What is the point of teleporting from and to the big cities like Detroit, Chicago, New York, Miami and the countless small ones? Where is the fun in that? Ivory Tower has perfectly captured the essence of each of the cities, the uniqueness of each location and famous landmark, and have made each and every road worth exploring. The Crew is a beautiful game. The presentation is slick, clean and sexy. People argue on the interwebs that visually The Crew looks below decent, some say crappy etc. You can't compare this game to Driveclub or Forza, those are just showcases for the graphics chips the consoles have. But if you compare them, you have to take in mind how they are structured, how big the maps are and how quickly it has to load and render everything. Well, if you take all that in consideration, The Crew craps all over them, in terms of graphics, rendering draw distances and the ability to teleport anywhere in an instant. The cars look great as well, fantastic renders, although I am not a big fan of the damage models. But I am a big fan of the cockpit view and my god how I wish I had an Oculus Rift or Morpheus to experience that immersion. I would love to go and watch in first person view the sunlight bouncing back on the Yosemite recreating the Mac background or see the hot air balloons flying over the fields.

To view more screenshots captured directly on a PS4, click here.

Another thing that The Crew does differently which is something that I really liked is how it handles upgrading the cars. Apart from having an in-depth customization options where you can change up parts to make your cars run faster and change the look of them, there is also the more streamlined and easy system of just "install the better part and be done with it". For the most part while playing I didn't go to the garage to modify my cars, to be honest, I didn't even knew you could do that. I just pressed X to install the part I won after finishing a race or completing a challenge and that was it, my car just got better, a clean, simple and fast way.

Much like Destiny in this regard, The Crew is a multiplayer only game meaning that if PSN or Uplay are down, you cannot play the game. Also like Destiny is how the open-world nature works, people just appear in your game by server magic or you can invite them to join your crew. Your crew is the equivalent of the fireteams on Destiny (I know I know, stop with the Destiny comparisons) and if you tackle the races or challenges with your friends, apart from the satisfaction of burning tires with your buddies, you get bonus XP, parts and credit which you can use to buy new cars and customization options for them. I have to say that the multiplayer works well, it worked for me, and maybe that is because the game is 3 months old and Ubisoft has gotten their sh*t together.

Bottom Line: The Crew is a fantastic game and probably one of the coolest racing games ever to be released. The driving mechanics, the collection of cars, the types of racing, the insane amount of content and the multiplayer are well developed and work well, but those are just icing. The freedom, exploration and the satisfaction these two bring is the cherry on top and it's the main reason why you should play this game.

Articles you might like

• written by Krist Duro

Duck Game Review

Welcome to the DuckDome! Duck Game is a couch competitive battle royale game where you play as well, ducks killing other ducks using all sorts of crazy weapons.

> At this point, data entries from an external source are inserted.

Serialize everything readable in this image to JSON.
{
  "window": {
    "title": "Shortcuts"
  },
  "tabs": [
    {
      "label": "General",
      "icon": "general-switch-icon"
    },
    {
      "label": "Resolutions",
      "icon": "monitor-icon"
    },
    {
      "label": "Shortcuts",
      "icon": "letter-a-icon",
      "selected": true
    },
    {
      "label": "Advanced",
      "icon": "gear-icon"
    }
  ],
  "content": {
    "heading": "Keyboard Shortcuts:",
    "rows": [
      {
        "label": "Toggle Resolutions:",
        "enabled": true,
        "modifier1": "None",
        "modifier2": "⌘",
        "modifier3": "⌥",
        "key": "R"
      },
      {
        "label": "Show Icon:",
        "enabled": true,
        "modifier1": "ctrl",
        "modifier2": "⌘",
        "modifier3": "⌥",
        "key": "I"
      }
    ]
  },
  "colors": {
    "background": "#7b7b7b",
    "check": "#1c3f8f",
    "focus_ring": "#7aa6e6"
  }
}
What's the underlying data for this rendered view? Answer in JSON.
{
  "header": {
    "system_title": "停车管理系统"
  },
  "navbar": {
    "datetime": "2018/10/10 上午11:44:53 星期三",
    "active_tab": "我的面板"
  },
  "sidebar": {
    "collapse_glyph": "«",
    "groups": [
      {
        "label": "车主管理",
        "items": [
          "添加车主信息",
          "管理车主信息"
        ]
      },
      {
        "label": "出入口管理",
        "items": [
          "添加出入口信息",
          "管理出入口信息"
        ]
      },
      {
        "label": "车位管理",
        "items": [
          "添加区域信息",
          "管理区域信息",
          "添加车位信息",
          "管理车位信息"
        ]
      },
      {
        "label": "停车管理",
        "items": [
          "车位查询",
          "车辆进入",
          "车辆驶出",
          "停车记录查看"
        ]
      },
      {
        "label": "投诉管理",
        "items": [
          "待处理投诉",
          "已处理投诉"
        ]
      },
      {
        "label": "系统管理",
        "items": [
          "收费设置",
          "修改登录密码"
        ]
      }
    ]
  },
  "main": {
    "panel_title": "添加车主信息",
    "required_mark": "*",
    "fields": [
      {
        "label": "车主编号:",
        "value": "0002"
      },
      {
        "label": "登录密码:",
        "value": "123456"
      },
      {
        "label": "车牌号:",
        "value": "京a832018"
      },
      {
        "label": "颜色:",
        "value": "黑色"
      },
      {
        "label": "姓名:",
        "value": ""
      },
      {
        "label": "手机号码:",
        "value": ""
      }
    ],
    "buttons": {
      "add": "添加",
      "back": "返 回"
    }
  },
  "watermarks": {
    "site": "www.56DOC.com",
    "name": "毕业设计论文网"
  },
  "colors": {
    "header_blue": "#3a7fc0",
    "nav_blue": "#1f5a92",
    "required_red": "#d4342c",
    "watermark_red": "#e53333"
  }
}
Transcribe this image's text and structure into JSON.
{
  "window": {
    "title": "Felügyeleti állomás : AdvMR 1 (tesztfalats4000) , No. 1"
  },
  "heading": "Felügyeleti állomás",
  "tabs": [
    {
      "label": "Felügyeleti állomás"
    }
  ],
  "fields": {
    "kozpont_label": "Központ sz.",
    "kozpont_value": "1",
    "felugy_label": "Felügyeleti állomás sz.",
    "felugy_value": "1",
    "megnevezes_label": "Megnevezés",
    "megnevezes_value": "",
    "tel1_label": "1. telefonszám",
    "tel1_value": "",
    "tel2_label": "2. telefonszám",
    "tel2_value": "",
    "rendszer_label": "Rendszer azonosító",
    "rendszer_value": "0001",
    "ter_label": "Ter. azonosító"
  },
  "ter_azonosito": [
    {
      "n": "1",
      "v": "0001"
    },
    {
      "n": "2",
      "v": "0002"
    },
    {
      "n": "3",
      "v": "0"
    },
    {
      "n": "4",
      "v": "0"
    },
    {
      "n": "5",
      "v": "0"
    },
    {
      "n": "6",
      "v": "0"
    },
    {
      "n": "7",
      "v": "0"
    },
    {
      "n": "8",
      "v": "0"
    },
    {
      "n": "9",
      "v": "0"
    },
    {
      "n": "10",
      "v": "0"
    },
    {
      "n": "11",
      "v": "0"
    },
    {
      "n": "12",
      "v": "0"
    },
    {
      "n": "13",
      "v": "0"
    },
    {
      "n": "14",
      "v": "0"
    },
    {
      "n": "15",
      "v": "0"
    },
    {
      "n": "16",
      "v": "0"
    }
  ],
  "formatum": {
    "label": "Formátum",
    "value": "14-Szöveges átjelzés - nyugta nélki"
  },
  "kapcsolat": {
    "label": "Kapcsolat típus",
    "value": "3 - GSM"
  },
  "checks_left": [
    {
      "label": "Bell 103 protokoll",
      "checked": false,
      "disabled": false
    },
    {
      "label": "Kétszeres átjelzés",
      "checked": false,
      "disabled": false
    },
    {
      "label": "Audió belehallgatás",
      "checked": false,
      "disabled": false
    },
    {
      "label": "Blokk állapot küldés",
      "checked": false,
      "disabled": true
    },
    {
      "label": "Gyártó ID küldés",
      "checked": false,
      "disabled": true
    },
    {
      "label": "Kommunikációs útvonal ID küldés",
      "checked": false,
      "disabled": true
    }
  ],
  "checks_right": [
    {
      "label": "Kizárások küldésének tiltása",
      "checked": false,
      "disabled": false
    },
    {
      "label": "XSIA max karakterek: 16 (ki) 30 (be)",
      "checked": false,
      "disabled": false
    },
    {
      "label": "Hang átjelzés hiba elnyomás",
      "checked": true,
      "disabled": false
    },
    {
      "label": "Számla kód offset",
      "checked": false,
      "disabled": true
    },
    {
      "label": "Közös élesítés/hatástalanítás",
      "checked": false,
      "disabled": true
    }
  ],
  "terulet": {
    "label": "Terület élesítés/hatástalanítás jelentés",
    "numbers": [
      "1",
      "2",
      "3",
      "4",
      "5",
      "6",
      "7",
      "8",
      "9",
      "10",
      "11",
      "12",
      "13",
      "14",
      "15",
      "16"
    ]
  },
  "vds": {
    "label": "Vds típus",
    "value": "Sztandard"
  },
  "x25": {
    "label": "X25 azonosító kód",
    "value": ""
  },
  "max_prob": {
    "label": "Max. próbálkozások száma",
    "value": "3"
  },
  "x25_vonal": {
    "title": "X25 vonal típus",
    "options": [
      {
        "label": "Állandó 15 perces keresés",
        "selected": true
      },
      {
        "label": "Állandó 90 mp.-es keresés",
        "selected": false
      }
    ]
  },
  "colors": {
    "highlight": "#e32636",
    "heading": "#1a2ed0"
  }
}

• written by Krist Duro

Raven's Cry Review

Open World Swashbuckling Done Oh-So Very Wrong I would like to start off this review by saying that I am a big fan of the RPG.

• written by Krist Duro

Astray Review

If Amnesia and Blandness Had a Baby... I find it safe to credit the current revival of the survival horror genre on only a handful of titles from the last few years.